Born in central Florida, Jeanne earned a B.A. in Russian and an M.A. in Linguistics at the University of South Florida. Afterwards, she escaped to Washington, D.C, where she taught English to foreign students at The American University for eight years. During that time, she was fired for unionizing and used her period of unemployment to write her first novel. Happily she was rehired with full back pay before eventually retiring to write full-time.
She now lives in northern California with an enthusiastic if stinky Labrador named Django. Visit her website (jeannekalogridis.com) or blog (historyisabitch.com) or catch her on Twitter at @jkalogridis. You can also find her on Facebook.
You’ve mentioned on your blog that you miss teaching. Why? What is your favorite part of teaching?
Continue reading “Interview: Jeanne Kalogridis”
Elizabeth Bear will be a guest lecturer at Odyssey 2011.She was born on the same day as Frodo and Bilbo Baggins, but in a different year. She’s the author of over a dozen novels and seventy short stories, recipient of two Hugos, the John W. Campbell, and the Sturgeon Award. In her spare time, she enjoys falling off of rocks and cooking needlessly complicated food. She’s previously taught at Clarion West and Viable Paradise.

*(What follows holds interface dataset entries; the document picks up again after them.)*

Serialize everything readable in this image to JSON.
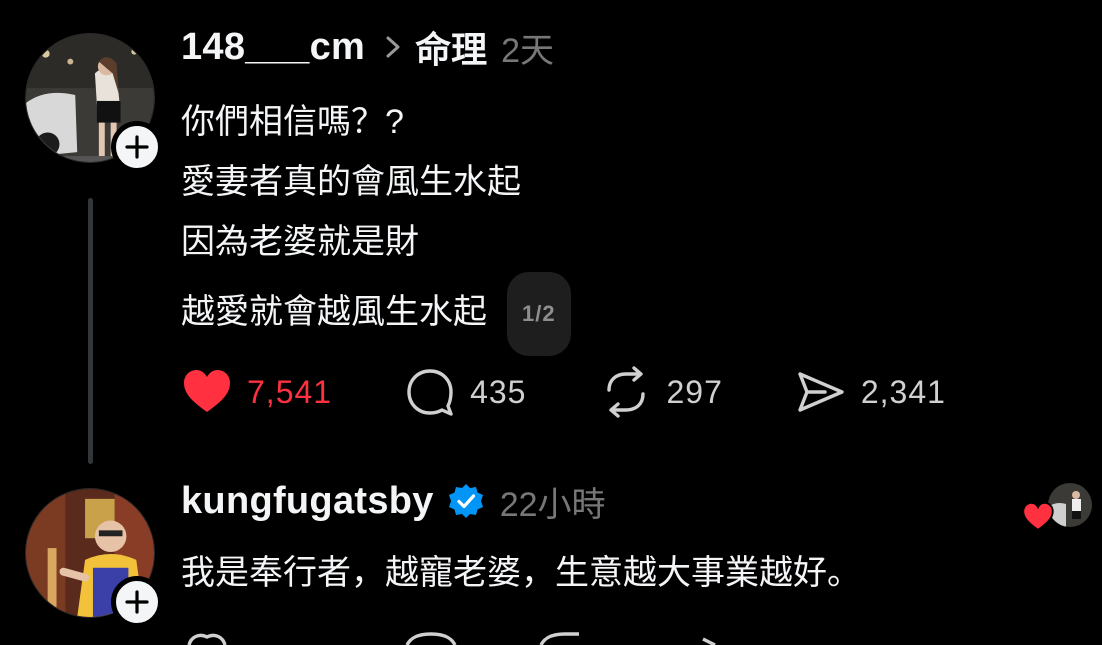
{
  "post": {
    "username": "148___cm",
    "topic": "命理",
    "time": "2天",
    "lines": [
      "你們相信嗎？?",
      "愛妻者真的會風生水起",
      "因為老婆就是財",
      "越愛就會越風生水起"
    ],
    "pager": "1/2",
    "likes": "7,541",
    "comments": "435",
    "reposts": "297",
    "shares": "2,341"
  },
  "reply": {
    "username": "kungfugatsby",
    "time": "22小時",
    "text": "我是奉行者，越寵老婆，生意越大事業越好。"
  },
  "colors": {
    "background": "#000000",
    "text": "#f3f5f7",
    "muted": "#777777",
    "like": "#ff3040",
    "verified": "#0095f6"
  },
  "icons": {
    "like": "heart-filled-icon",
    "comment": "speech-bubble-icon",
    "repost": "repost-arrows-icon",
    "share": "paper-plane-icon",
    "follow": "plus-icon",
    "verified": "verified-badge-icon"
  }
}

She lives in Connecticut with a Presumptuous Cat and a Giant Ridiculous Dog.
Looking over your bibliography, your writing success seems to have made a major leap between 2000 and 2003 (one short story published in 1995, one in 1996, two in 2000 and four in 2003, increasing every year thereafter, and various awards won virtually every year beginning in 2005, including two Hugos and a John W. Campbell award). What happened between 2000 and 2003 that took you to the next level?
Continue reading “Interview: Elizabeth Bear”